▶ ASSIGNED TASK: Keep the pictures out, please, and set down every record exactly.

▶ RECORDS SHOWN:
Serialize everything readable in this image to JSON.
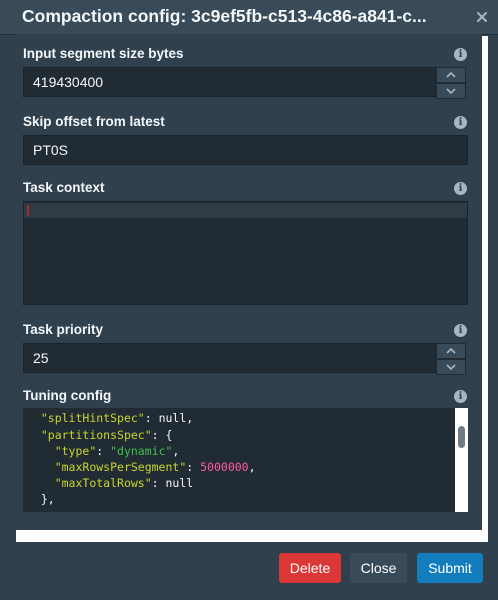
{
  "dialog": {
    "title": "Compaction config: 3c9ef5fb-c513-4c86-a841-c...",
    "close_icon": "close-icon"
  },
  "fields": {
    "input_segment_size": {
      "label": "Input segment size bytes",
      "value": "419430400"
    },
    "skip_offset": {
      "label": "Skip offset from latest",
      "value": "PT0S"
    },
    "task_context": {
      "label": "Task context",
      "value": ""
    },
    "task_priority": {
      "label": "Task priority",
      "value": "25"
    },
    "tuning_config": {
      "label": "Tuning config"
    }
  },
  "code": {
    "lines": [
      {
        "indent": "  ",
        "key": "\"splitHintSpec\"",
        "sep": ": ",
        "val": "null",
        "val_type": "p",
        "tail": ","
      },
      {
        "indent": "  ",
        "key": "\"partitionsSpec\"",
        "sep": ": ",
        "val": "{",
        "val_type": "p",
        "tail": ""
      },
      {
        "indent": "    ",
        "key": "\"type\"",
        "sep": ": ",
        "val": "\"dynamic\"",
        "val_type": "s",
        "tail": ","
      },
      {
        "indent": "    ",
        "key": "\"maxRowsPerSegment\"",
        "sep": ": ",
        "val": "5000000",
        "val_type": "n",
        "tail": ","
      },
      {
        "indent": "    ",
        "key": "\"maxTotalRows\"",
        "sep": ": ",
        "val": "null",
        "val_type": "p",
        "tail": ""
      },
      {
        "indent": "  ",
        "key": "",
        "sep": "",
        "val": "},",
        "val_type": "p",
        "tail": ""
      }
    ]
  },
  "icons": {
    "info": "info-icon",
    "up": "chevron-up-icon",
    "down": "chevron-down-icon"
  },
  "info_glyph": "i",
  "buttons": {
    "delete": "Delete",
    "close": "Close",
    "submit": "Submit"
  },
  "colors": {
    "danger": "#db3737",
    "primary": "#137cbd",
    "secondary": "#394b59"
  }
}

▶ REPLY TO THE EXERCISE:
Serialize everything readable in this image to JSON.
{
  "dialog": {
    "title": "Compaction config: 3c9ef5fb-c513-4c86-a841-c...",
    "close_icon": "close-icon"
  },
  "fields": {
    "input_segment_size": {
      "label": "Input segment size bytes",
      "value": "419430400"
    },
    "skip_offset": {
      "label": "Skip offset from latest",
      "value": "PT0S"
    },
    "task_context": {
      "label": "Task context",
      "value": ""
    },
    "task_priority": {
      "label": "Task priority",
      "value": "25"
    },
    "tuning_config": {
      "label": "Tuning config"
    }
  },
  "code": {
    "lines": [
      {
        "indent": "  ",
        "key": "\"splitHintSpec\"",
        "sep": ": ",
        "val": "null",
        "val_type": "p",
        "tail": ","
      },
      {
        "indent": "  ",
        "key": "\"partitionsSpec\"",
        "sep": ": ",
        "val": "{",
        "val_type": "p",
        "tail": ""
      },
      {
        "indent": "    ",
        "key": "\"type\"",
        "sep": ": ",
        "val": "\"dynamic\"",
        "val_type": "s",
        "tail": ","
      },
      {
        "indent": "    ",
        "key": "\"maxRowsPerSegment\"",
        "sep": ": ",
        "val": "5000000",
        "val_type": "n",
        "tail": ","
      },
      {
        "indent": "    ",
        "key": "\"maxTotalRows\"",
        "sep": ": ",
        "val": "null",
        "val_type": "p",
        "tail": ""
      },
      {
        "indent": "  ",
        "key": "",
        "sep": "",
        "val": "},",
        "val_type": "p",
        "tail": ""
      }
    ]
  },
  "icons": {
    "info": "info-icon",
    "up": "chevron-up-icon",
    "down": "chevron-down-icon"
  },
  "info_glyph": "i",
  "buttons": {
    "delete": "Delete",
    "close": "Close",
    "submit": "Submit"
  },
  "colors": {
    "danger": "#db3737",
    "primary": "#137cbd",
    "secondary": "#394b59"
  }
}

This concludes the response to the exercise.